EXERCISE BRIEF: Wherever a line below holds the word "phone", copy that line.

MATERIAL SUPPLIED:
* * * * * * *
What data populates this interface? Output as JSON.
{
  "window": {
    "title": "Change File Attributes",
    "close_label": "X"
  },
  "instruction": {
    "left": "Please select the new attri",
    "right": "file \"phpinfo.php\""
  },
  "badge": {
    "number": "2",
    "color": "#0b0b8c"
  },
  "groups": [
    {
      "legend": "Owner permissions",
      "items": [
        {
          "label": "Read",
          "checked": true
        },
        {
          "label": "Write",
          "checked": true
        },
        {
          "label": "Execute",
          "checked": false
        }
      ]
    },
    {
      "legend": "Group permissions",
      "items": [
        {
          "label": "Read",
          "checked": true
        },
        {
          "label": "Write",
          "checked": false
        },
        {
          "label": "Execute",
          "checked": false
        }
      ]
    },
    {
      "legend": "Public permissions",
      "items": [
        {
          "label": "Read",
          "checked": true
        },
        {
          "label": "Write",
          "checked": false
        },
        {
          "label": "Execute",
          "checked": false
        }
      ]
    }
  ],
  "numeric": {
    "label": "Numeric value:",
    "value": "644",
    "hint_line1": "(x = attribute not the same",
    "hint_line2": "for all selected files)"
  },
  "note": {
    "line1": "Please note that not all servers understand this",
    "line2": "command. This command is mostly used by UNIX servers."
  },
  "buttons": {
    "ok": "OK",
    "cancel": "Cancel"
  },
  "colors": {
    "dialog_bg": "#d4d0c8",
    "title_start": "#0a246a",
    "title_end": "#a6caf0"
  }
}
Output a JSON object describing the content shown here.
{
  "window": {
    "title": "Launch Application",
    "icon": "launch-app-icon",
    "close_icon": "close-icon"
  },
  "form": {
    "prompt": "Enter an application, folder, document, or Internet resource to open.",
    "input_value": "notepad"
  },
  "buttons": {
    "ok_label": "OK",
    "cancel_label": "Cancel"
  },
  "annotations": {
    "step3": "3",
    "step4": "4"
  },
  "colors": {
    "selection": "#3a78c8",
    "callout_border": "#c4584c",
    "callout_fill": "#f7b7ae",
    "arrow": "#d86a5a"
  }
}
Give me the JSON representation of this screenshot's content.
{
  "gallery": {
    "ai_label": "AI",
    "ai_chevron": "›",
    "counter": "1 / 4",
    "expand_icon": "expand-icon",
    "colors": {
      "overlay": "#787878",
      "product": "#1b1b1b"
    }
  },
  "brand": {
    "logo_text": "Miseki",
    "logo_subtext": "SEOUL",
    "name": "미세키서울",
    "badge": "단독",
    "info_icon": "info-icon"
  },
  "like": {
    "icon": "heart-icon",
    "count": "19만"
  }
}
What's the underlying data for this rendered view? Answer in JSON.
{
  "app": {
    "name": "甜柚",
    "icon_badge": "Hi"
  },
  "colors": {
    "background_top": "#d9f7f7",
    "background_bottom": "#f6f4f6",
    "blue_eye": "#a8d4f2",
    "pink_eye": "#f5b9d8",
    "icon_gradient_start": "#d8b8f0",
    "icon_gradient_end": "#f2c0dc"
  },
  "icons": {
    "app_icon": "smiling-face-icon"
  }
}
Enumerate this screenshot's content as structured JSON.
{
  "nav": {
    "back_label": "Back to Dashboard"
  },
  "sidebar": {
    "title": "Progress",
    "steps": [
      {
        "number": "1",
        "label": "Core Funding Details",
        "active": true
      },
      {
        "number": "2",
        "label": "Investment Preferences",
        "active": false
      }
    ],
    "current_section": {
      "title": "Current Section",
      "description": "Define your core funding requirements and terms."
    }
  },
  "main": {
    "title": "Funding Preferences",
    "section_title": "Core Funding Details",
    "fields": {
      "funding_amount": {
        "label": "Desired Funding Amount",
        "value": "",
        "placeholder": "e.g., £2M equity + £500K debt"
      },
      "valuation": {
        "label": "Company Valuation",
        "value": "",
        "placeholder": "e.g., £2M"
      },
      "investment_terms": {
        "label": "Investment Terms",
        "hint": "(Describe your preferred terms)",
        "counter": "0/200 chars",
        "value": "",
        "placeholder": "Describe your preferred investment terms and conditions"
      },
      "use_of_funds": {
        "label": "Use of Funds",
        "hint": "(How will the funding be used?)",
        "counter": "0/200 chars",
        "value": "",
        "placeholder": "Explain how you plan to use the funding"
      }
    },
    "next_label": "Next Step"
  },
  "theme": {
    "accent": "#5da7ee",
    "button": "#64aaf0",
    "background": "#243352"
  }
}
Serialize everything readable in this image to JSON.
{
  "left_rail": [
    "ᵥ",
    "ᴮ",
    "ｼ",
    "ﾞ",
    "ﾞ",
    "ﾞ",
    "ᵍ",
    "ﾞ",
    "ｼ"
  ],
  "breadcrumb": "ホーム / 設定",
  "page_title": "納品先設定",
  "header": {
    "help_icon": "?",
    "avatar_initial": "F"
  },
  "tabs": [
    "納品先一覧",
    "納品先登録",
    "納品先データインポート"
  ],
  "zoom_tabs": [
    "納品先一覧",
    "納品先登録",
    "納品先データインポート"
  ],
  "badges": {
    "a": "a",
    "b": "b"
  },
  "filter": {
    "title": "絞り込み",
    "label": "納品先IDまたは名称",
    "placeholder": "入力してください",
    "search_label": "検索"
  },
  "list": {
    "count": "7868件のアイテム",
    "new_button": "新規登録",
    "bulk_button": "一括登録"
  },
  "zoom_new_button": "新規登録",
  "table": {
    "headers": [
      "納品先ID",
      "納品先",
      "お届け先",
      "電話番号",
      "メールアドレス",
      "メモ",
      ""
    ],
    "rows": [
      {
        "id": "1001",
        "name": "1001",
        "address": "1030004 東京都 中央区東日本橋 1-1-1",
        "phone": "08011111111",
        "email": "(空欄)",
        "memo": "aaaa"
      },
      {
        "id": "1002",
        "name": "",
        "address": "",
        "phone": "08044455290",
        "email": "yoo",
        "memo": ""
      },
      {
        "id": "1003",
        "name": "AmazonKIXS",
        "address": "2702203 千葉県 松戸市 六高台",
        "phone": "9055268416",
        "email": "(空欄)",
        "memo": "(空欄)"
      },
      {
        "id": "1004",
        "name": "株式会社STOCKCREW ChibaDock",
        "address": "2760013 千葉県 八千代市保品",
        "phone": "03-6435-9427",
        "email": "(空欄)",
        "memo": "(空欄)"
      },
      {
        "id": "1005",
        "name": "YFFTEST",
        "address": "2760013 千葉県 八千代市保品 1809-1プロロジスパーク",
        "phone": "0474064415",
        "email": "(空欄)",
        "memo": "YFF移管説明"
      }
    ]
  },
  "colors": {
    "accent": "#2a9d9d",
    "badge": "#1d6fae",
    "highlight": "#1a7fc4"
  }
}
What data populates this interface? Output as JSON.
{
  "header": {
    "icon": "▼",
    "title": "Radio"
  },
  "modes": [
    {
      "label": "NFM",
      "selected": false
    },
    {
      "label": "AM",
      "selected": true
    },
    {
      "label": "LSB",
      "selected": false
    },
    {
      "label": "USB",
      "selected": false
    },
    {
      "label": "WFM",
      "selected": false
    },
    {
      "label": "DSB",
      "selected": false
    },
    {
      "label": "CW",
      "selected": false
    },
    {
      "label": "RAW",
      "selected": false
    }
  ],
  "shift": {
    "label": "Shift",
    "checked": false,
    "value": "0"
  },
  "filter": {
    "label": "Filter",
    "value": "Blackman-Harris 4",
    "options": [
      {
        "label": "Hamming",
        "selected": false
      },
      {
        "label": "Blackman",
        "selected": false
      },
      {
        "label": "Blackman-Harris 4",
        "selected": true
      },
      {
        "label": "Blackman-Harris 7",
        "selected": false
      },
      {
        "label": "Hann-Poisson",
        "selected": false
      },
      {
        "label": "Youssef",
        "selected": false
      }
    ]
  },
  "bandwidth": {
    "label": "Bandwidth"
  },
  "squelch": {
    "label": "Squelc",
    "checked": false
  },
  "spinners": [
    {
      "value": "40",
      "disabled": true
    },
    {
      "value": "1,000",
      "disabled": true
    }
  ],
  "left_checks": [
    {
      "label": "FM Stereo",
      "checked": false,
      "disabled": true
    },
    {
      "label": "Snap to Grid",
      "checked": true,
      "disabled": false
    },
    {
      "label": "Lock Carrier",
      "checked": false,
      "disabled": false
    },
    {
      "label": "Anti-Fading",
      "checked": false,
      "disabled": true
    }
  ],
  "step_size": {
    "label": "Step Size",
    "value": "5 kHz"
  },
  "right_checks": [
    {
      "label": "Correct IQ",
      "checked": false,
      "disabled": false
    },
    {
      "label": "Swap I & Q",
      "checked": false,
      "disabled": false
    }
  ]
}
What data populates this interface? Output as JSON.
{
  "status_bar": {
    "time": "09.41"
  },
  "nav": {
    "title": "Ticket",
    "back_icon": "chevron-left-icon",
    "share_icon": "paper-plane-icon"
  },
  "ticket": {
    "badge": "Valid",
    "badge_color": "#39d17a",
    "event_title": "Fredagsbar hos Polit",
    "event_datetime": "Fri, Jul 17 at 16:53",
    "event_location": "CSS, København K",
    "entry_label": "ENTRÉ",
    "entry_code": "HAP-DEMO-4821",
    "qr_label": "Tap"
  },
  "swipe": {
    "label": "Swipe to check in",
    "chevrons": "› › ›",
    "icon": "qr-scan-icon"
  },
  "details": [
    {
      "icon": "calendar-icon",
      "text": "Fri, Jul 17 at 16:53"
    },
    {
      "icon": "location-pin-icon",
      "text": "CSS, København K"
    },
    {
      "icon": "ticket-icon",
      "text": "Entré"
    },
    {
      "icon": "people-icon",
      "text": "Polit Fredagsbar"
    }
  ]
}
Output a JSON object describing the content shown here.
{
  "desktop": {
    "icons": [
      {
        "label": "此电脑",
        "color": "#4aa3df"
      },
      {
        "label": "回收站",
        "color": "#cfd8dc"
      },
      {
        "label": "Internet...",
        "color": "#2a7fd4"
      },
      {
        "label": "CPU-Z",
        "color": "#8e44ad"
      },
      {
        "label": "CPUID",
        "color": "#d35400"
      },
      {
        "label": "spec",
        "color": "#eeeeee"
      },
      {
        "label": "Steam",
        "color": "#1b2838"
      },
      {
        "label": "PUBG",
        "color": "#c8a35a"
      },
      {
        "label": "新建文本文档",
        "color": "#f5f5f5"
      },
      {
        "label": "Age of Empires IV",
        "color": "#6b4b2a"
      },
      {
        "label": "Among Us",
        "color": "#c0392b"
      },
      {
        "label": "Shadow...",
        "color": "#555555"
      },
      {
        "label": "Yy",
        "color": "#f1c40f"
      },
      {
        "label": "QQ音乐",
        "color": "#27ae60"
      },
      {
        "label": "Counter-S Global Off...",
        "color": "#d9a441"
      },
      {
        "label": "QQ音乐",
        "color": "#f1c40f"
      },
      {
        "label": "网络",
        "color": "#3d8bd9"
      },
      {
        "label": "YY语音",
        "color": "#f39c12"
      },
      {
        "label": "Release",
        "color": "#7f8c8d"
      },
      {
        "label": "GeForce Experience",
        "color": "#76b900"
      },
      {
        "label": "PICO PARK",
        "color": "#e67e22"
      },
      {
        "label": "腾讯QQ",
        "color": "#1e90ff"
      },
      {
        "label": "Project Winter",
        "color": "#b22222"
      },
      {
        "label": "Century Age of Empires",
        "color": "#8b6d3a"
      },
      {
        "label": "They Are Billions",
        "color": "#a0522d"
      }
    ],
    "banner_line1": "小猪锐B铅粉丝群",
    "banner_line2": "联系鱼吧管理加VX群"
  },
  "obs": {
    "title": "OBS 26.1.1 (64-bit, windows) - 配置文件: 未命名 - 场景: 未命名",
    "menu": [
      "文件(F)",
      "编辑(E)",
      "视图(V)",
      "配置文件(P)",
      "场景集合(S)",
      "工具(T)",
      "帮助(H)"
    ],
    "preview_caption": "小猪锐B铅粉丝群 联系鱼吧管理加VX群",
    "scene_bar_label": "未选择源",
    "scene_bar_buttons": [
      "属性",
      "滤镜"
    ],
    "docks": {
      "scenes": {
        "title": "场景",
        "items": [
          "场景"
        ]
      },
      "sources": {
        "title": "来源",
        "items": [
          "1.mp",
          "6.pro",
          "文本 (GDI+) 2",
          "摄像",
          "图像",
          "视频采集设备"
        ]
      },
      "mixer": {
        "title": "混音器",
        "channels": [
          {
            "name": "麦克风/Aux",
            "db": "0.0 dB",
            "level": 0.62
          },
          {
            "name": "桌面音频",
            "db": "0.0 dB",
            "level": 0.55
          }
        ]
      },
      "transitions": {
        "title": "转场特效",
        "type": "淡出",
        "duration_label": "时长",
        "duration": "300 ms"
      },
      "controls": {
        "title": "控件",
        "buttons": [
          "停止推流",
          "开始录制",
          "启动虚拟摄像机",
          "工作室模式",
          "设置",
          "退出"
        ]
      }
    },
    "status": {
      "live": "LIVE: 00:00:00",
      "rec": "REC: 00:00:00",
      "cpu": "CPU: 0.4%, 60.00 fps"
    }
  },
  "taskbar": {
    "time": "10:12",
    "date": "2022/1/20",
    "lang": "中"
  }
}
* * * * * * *
SOLVED PROBLEM:
        "phone": "08011111111",
        "phone": "08044455290",
        "phone": "9055268416",
        "phone": "03-6435-9427",
        "phone": "0474064415",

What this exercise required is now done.